In humid, sticky conditions the All Blacks XV were more ambitious and expansive than what they were last Saturday and cut the hosts open with six tries.
Centre Billy Procter enjoyed one of his most memorable outings with a quartet of tries - three in the first half.
Fullback Ruben Love was illusive throughout and his bust in the middle of the field in the ninth minute was supported by Jona Nareki who didn’t panic when tackled, casually popping the ball to Procter.
Procter completed his double when vibrant halfback Brad Weber tapped and shifted to Jack Goodhue who run directly into the teeth of defense before wriggling his arms free in contact.
Procter’s third try was possibly the best of the match.
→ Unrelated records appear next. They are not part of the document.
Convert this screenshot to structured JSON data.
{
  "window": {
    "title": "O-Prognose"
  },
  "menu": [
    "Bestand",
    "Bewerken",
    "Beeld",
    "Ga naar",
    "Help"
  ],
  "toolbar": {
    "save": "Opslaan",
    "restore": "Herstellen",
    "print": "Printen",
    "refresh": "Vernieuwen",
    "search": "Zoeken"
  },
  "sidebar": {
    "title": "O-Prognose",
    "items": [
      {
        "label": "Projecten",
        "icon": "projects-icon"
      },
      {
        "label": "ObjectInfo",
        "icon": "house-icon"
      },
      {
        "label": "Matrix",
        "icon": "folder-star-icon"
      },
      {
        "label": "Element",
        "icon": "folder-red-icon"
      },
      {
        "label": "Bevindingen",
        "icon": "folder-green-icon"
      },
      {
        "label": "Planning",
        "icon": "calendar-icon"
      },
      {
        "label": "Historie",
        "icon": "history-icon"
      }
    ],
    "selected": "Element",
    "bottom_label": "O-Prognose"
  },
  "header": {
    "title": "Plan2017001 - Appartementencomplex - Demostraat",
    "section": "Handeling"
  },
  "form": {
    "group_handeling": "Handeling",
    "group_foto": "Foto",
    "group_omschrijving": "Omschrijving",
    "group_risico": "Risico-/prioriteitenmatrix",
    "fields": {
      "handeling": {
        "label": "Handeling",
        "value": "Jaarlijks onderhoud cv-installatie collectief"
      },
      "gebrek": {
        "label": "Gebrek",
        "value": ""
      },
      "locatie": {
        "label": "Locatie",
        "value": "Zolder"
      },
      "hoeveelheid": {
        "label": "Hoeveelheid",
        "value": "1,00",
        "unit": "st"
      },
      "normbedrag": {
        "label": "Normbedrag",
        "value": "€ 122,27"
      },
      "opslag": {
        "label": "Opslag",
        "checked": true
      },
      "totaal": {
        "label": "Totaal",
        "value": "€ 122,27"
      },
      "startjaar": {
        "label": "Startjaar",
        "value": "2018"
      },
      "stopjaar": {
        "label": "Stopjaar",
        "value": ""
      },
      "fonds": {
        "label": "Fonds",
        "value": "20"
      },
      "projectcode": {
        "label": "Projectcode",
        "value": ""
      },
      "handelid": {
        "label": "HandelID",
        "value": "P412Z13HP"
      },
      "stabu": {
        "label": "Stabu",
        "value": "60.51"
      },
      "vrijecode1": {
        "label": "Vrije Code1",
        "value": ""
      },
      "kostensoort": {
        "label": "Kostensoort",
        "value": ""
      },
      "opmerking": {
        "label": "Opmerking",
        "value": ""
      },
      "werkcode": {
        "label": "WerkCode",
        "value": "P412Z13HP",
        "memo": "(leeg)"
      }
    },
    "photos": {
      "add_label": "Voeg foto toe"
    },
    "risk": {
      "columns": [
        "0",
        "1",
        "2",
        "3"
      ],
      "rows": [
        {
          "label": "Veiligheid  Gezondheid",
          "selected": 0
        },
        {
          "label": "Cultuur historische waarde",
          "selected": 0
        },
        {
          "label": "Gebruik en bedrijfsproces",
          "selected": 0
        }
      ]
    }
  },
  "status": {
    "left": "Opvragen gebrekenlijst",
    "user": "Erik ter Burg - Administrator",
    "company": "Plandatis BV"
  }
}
A lovely pass from Goodhue released the rampant Nareki who found Procter running a perfect support line at the 22. However, Love might dispute that claim. He retrieved his own kick from the 22 and then chipped from halfway for AJ Lam to rundown.
First-Five Stephen Perofeta is renowned for his running game, and he fooled the Japanese defense with quick footwork and a dummy. His bullet pass early in the second spell was the source of Procter’s fourth.
Japan finished strongly with Semisi Masirewa, a longtime regular in New Zealand first-class rugby, scoring two quick tries.
Greater physicality from the pack and a typical array of speedy angle changes and nimble handing caused the All Blacks XV genuine troubles.
Had Japan been more accurate in the last 15 minutes the climax might have been more intense.
Lock Naitoa Ahi Kuoi, and tighthead Jermaine Ainsley enhanced their growing reputations with productive and powerful displays. Hooker George Bell had a solid debut and openside Billy Harmon is underrated.
Marc Ellis scored six tries for the All Blacks against Japan in the 1995 World Cup.
All Blacks XV: 41 (Billy Proctor 4, Stephen Perofeta, AJ Lam tries; Perofeta 4 con, pen) Japan: 27 (Kotaro Matsushima, Semisi Masirewa 2 tries; Lee Seung-Sin 2 pen, 2 con) HT: 29-13